| Directions |
Every line containing the word "icon" must be pulled from the records.

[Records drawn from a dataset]
+ + + + + + +

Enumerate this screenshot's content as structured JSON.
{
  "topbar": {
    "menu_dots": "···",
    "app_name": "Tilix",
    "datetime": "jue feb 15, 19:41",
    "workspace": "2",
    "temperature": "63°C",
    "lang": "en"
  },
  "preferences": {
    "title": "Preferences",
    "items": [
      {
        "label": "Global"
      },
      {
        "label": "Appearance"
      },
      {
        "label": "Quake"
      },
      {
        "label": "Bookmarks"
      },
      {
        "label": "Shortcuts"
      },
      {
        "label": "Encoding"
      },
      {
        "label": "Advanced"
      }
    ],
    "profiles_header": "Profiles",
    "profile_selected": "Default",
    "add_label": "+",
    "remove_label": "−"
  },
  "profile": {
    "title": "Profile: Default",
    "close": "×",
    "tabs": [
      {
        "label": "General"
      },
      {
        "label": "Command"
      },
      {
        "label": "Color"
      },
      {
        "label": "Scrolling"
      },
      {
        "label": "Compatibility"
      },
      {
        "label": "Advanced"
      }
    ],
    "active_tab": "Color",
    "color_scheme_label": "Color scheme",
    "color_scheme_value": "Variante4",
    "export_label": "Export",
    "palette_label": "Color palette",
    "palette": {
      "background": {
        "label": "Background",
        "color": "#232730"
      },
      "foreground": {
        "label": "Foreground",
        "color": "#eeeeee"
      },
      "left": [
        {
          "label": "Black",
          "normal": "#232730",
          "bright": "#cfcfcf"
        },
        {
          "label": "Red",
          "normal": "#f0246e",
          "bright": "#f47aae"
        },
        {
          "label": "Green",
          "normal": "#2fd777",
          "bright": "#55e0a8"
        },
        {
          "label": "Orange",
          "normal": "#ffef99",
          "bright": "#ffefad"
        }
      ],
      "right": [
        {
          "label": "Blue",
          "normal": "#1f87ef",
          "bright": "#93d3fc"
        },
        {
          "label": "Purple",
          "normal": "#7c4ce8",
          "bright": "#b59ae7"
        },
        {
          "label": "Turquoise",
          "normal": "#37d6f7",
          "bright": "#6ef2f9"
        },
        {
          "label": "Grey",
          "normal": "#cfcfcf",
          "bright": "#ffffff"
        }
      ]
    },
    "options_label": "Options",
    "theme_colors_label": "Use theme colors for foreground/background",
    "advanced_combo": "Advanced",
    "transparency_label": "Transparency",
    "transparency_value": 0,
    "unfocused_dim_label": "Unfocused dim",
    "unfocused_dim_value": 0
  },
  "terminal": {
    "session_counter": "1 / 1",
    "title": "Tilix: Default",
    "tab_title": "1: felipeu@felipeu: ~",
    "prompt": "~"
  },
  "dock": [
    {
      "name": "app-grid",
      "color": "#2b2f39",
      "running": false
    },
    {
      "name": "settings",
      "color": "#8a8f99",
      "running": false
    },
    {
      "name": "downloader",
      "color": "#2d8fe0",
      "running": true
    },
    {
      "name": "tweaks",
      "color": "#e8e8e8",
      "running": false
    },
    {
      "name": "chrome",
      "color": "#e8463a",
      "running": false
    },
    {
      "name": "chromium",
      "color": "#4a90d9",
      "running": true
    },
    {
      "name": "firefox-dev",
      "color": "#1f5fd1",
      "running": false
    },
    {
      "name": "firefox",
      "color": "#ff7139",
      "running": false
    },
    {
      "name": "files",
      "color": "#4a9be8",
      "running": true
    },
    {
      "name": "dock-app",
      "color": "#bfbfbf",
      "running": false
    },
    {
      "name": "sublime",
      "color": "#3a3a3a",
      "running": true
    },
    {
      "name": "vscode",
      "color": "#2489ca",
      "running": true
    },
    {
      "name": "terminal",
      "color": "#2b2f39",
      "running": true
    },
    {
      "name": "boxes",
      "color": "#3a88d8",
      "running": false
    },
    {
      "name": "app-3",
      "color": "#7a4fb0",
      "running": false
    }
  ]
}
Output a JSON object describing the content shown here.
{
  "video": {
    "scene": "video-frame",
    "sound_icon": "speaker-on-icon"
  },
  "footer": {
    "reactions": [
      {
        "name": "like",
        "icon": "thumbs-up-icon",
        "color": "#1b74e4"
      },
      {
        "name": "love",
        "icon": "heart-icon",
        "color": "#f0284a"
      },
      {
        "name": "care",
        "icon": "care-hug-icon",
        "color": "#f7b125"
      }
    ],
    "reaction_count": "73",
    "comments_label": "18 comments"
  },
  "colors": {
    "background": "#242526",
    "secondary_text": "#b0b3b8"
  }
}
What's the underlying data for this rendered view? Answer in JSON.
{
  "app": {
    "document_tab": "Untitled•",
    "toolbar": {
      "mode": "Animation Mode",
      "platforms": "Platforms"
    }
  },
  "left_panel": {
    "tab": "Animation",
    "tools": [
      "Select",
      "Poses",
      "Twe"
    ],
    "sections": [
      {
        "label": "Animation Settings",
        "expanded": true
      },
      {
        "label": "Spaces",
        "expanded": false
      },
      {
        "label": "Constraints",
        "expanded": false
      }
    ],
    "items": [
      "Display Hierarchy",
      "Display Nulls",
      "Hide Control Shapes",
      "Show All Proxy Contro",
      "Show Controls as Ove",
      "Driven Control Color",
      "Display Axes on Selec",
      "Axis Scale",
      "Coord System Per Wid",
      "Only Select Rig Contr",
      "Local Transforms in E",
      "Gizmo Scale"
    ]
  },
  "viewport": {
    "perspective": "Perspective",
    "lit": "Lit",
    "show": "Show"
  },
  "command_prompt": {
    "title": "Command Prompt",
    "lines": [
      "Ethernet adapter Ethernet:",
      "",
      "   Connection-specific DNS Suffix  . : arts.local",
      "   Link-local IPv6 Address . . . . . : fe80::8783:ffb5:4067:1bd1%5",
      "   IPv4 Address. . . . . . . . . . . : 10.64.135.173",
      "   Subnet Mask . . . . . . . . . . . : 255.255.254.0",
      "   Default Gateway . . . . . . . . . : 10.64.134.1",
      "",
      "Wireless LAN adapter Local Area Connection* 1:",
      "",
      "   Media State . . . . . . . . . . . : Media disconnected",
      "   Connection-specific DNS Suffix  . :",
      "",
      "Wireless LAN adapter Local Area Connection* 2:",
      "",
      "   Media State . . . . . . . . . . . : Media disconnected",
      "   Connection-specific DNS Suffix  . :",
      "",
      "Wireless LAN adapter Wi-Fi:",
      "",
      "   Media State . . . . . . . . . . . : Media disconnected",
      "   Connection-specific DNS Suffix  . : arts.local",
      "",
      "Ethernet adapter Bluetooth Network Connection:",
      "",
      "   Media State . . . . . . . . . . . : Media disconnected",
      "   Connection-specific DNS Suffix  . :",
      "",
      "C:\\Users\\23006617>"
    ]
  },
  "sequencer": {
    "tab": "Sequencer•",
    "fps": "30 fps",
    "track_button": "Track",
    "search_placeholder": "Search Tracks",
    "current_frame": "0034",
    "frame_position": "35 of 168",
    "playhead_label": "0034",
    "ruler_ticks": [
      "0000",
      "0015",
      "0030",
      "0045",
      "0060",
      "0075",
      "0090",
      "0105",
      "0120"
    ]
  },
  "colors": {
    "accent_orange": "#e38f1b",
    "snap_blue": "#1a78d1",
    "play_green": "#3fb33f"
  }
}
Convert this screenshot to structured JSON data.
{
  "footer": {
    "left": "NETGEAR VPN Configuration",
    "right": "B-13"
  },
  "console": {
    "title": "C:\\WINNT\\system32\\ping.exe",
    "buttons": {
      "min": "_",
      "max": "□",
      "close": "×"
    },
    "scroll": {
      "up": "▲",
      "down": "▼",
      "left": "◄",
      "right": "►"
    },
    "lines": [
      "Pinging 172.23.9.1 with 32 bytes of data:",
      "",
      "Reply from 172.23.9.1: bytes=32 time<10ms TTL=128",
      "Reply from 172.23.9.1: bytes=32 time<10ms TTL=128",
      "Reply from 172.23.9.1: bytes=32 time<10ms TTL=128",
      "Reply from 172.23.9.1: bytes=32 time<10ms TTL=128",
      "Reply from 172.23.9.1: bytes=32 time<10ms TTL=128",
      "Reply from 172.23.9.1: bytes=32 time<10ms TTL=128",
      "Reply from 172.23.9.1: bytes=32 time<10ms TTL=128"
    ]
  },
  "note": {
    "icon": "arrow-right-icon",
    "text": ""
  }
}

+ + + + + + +

| Final answer |
    "sound_icon": "speaker-on-icon"
        "icon": "thumbs-up-icon",
        "icon": "heart-icon",
        "icon": "care-hug-icon",
    "icon": "arrow-right-icon",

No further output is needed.